• _Task goal_
Only lines containing "LISSILOISE" belong in the answer, each copied from the entries below.

(Saved data entries)
────

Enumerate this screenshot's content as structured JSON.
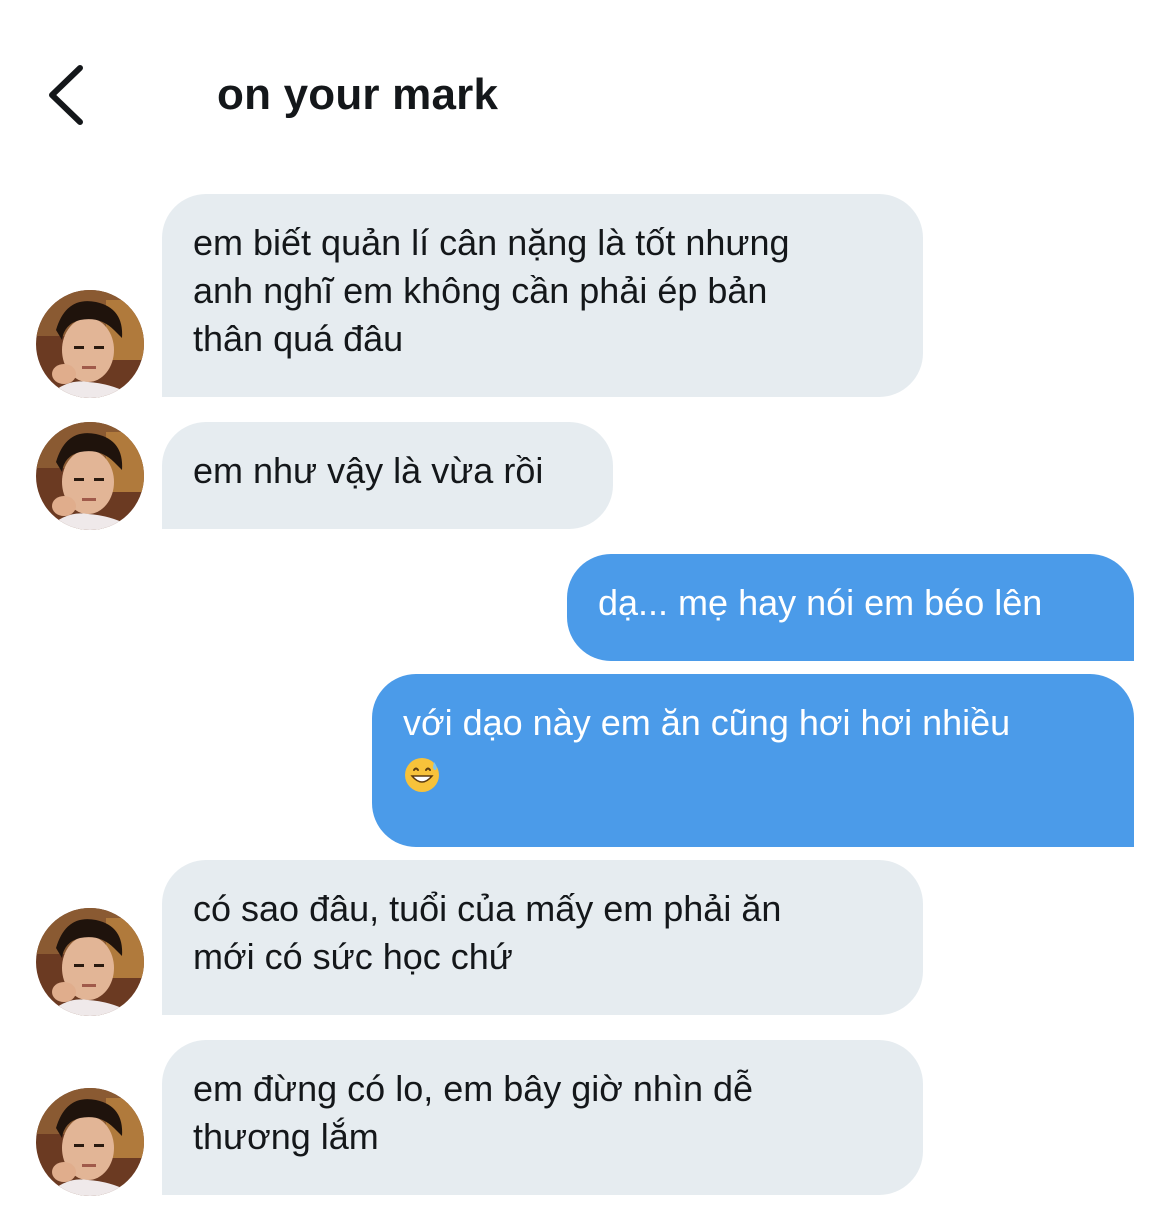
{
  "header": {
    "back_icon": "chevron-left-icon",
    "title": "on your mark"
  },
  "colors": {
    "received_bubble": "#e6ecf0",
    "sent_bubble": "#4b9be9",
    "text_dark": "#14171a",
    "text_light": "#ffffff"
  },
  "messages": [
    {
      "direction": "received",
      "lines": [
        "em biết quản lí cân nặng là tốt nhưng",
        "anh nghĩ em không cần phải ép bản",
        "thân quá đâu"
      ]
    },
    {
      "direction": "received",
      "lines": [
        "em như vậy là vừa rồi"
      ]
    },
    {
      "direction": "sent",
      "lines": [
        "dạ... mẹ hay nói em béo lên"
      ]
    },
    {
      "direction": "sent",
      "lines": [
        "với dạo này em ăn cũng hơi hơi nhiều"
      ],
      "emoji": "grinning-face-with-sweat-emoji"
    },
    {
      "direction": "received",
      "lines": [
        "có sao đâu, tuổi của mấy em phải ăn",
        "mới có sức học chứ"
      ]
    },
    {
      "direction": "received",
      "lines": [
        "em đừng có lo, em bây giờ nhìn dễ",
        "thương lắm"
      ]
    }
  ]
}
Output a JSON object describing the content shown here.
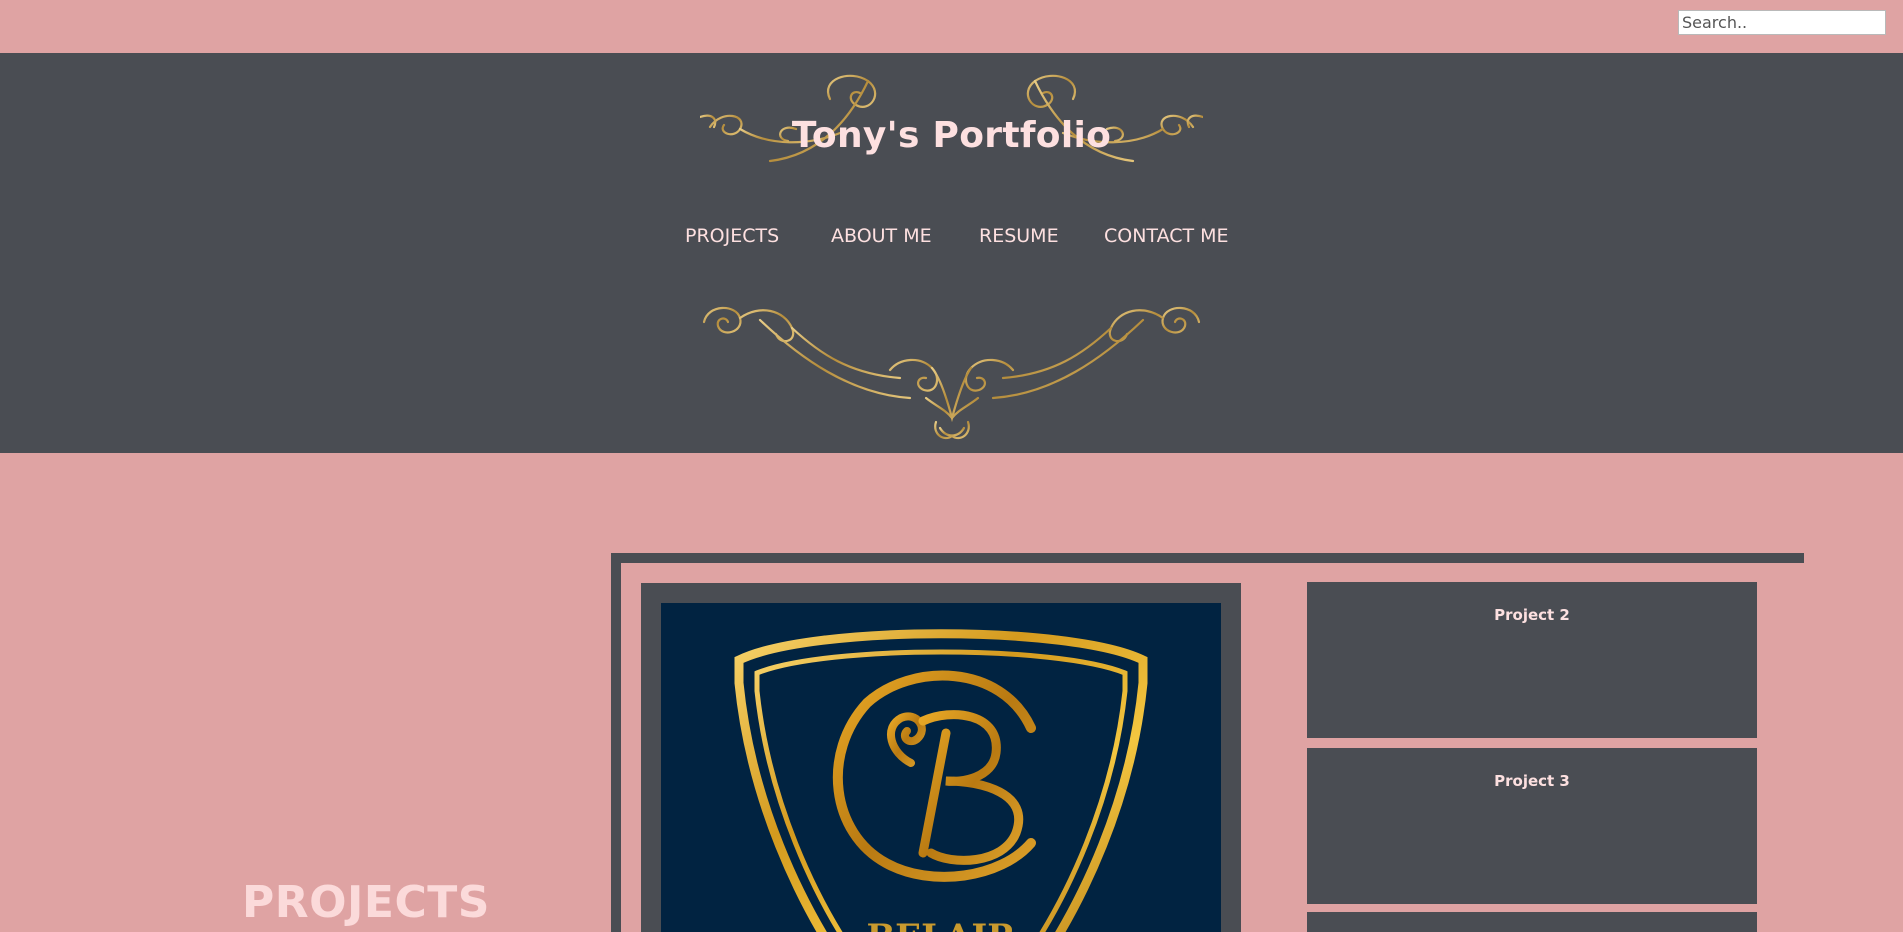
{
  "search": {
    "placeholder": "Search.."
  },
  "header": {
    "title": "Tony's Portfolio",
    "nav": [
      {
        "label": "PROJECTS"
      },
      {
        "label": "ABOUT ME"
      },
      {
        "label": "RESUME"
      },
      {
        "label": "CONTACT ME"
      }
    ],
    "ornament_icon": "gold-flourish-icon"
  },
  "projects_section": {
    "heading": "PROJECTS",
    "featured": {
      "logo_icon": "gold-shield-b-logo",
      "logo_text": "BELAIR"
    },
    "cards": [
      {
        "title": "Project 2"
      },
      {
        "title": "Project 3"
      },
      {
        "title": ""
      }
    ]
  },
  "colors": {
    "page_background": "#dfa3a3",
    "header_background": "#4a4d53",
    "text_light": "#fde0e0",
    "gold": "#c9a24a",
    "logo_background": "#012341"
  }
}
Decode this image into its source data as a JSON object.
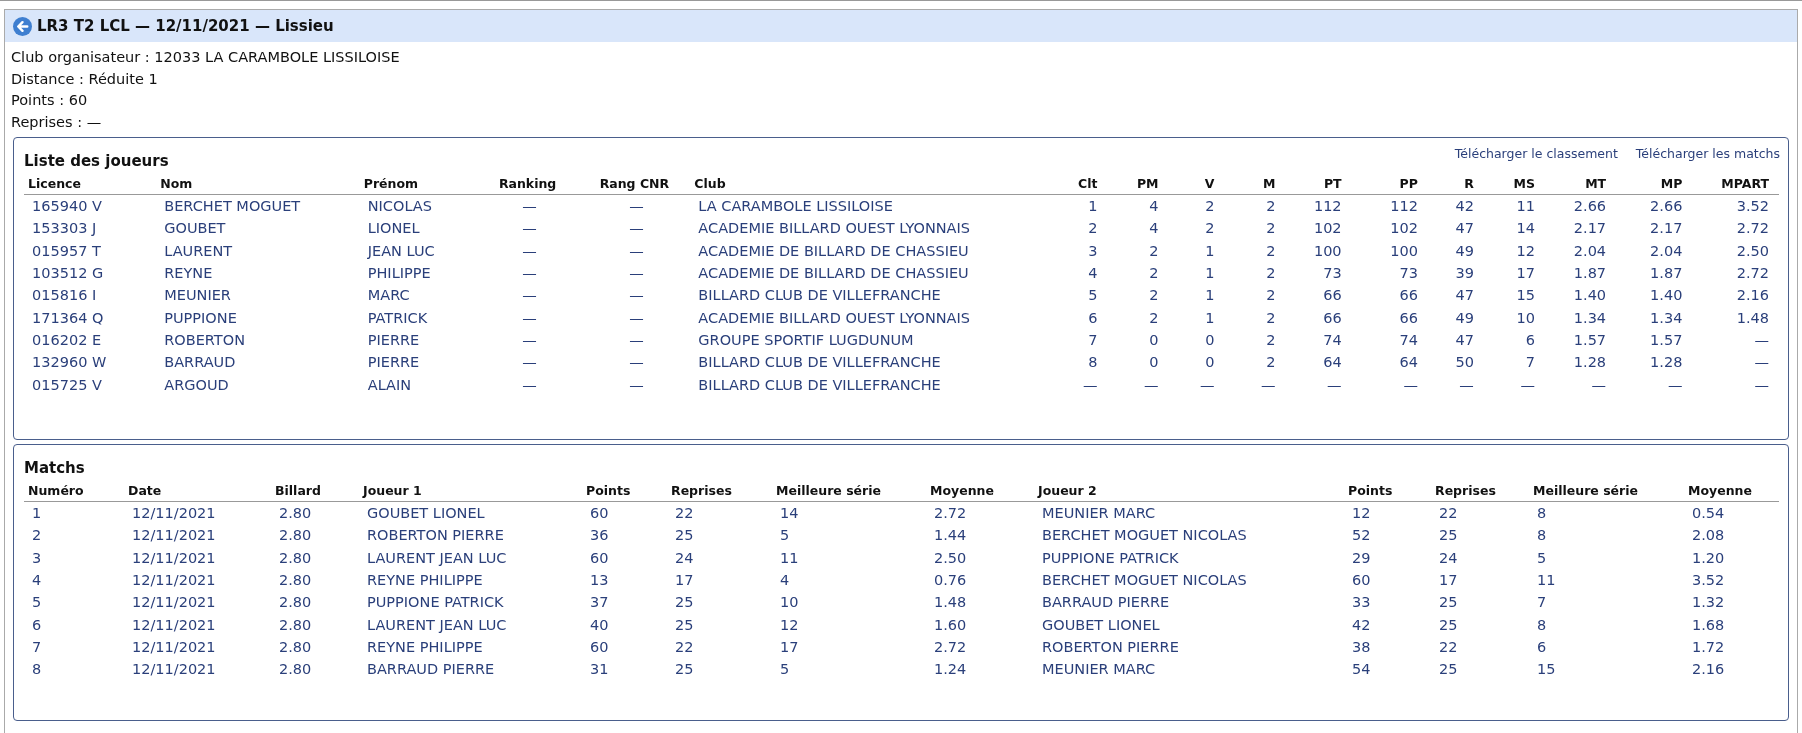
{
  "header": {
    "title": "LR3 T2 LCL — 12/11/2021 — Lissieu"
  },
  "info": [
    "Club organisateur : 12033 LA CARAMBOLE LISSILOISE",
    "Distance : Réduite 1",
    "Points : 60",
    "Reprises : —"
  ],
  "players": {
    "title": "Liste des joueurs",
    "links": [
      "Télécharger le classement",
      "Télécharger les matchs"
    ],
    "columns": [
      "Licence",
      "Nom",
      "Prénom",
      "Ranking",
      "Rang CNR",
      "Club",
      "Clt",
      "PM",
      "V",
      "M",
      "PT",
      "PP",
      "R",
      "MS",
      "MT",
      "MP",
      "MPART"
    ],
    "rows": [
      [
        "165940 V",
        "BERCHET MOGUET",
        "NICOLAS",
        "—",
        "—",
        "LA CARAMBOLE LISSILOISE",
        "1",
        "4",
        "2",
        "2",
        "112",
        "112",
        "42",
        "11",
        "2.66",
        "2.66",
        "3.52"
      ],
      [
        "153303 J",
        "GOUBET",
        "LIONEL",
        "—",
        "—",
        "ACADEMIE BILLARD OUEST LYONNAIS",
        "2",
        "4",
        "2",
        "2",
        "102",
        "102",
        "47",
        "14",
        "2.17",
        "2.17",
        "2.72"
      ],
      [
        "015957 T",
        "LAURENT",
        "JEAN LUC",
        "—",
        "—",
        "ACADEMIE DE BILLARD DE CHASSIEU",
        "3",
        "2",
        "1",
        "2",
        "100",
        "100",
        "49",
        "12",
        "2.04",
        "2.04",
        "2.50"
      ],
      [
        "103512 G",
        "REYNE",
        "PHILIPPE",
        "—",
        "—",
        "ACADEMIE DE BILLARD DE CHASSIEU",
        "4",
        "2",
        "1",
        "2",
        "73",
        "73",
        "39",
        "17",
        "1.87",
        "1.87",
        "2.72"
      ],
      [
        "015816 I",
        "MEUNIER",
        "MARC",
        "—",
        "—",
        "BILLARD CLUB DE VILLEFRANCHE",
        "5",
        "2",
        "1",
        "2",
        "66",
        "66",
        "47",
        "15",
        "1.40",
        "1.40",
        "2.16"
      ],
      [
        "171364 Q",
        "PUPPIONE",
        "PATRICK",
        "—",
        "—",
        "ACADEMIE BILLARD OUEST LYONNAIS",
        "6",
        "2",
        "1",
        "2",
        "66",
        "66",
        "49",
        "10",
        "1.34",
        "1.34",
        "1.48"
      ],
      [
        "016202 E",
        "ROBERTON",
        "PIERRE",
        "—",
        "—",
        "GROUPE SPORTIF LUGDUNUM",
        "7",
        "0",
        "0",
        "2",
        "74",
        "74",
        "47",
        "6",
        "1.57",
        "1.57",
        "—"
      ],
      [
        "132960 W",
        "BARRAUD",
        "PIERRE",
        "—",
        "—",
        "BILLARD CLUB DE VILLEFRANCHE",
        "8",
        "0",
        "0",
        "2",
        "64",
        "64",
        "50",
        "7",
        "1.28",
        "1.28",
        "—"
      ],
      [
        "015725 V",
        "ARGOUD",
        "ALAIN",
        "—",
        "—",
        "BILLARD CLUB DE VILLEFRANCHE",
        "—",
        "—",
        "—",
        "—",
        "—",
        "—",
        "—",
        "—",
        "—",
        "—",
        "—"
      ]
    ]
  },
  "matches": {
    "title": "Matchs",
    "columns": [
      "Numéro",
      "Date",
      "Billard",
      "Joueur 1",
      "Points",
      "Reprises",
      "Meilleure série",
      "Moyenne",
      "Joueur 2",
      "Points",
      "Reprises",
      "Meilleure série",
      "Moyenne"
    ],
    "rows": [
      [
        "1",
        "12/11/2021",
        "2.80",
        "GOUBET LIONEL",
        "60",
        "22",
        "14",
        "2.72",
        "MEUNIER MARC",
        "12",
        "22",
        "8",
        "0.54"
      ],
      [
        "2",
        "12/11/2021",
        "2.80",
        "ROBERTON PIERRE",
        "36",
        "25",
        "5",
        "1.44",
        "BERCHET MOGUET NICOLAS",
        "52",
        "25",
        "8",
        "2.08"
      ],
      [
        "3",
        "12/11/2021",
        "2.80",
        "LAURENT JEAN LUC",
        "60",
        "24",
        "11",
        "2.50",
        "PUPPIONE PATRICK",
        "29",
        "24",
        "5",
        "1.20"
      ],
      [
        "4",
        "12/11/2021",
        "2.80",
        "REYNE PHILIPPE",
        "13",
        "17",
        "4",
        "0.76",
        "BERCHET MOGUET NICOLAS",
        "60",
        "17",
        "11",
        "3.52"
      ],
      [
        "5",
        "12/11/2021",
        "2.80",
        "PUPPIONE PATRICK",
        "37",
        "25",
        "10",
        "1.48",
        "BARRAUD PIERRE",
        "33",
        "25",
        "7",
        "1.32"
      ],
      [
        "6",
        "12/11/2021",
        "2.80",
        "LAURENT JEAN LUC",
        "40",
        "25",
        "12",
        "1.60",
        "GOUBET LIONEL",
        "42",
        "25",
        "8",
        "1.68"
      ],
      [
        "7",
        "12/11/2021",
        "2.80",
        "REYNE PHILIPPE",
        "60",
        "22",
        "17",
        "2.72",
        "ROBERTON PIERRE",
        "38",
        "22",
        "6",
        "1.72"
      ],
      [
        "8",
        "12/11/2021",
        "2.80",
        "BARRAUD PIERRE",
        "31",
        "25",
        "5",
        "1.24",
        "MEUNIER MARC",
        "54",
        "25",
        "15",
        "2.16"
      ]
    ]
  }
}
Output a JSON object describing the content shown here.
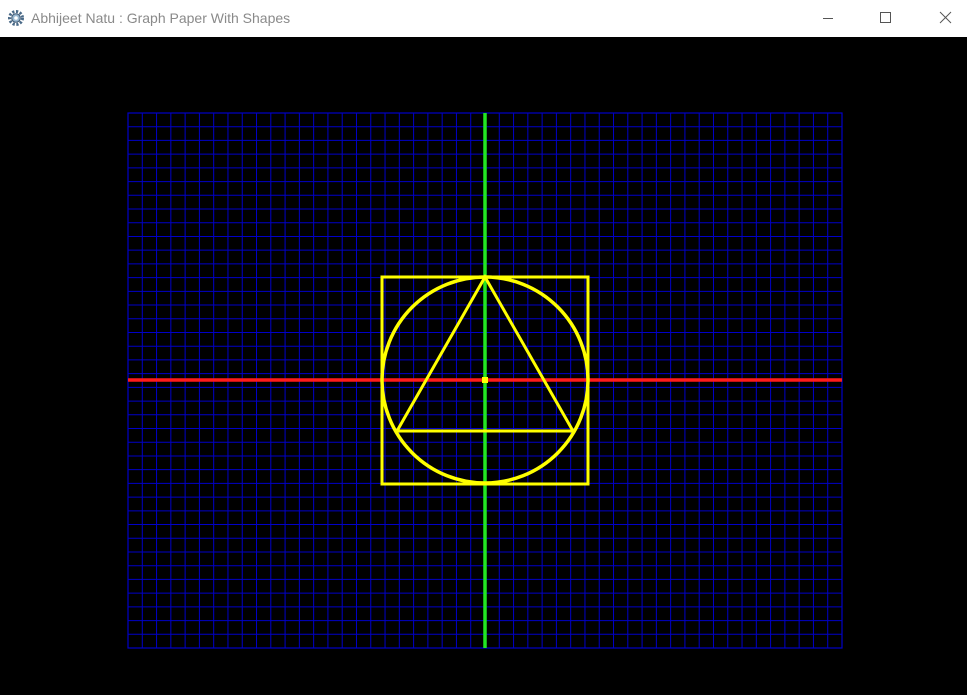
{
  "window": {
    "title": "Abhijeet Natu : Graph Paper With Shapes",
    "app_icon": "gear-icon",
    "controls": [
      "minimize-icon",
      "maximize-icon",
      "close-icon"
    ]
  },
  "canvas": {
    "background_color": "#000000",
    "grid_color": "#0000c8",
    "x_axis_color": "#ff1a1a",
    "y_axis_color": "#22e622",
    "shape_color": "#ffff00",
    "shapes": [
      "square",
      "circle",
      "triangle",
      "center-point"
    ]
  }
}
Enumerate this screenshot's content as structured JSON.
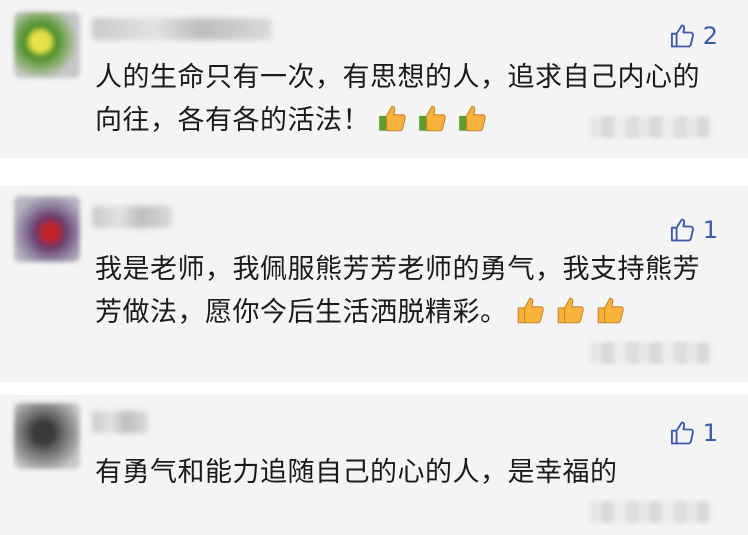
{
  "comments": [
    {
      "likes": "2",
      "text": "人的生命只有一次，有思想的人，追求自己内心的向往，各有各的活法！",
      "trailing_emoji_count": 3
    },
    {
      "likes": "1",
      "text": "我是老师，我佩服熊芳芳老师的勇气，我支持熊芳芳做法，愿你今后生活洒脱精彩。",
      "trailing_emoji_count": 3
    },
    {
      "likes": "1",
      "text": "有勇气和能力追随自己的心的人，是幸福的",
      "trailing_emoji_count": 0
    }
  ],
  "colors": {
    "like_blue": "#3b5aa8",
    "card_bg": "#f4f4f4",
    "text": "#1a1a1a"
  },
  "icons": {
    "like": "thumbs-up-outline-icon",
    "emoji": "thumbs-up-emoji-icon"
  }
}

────

• _Exercise solution_
    "Club organisateur : 12033 LA CARAMBOLE LISSILOISE",
        "LA CARAMBOLE LISSILOISE",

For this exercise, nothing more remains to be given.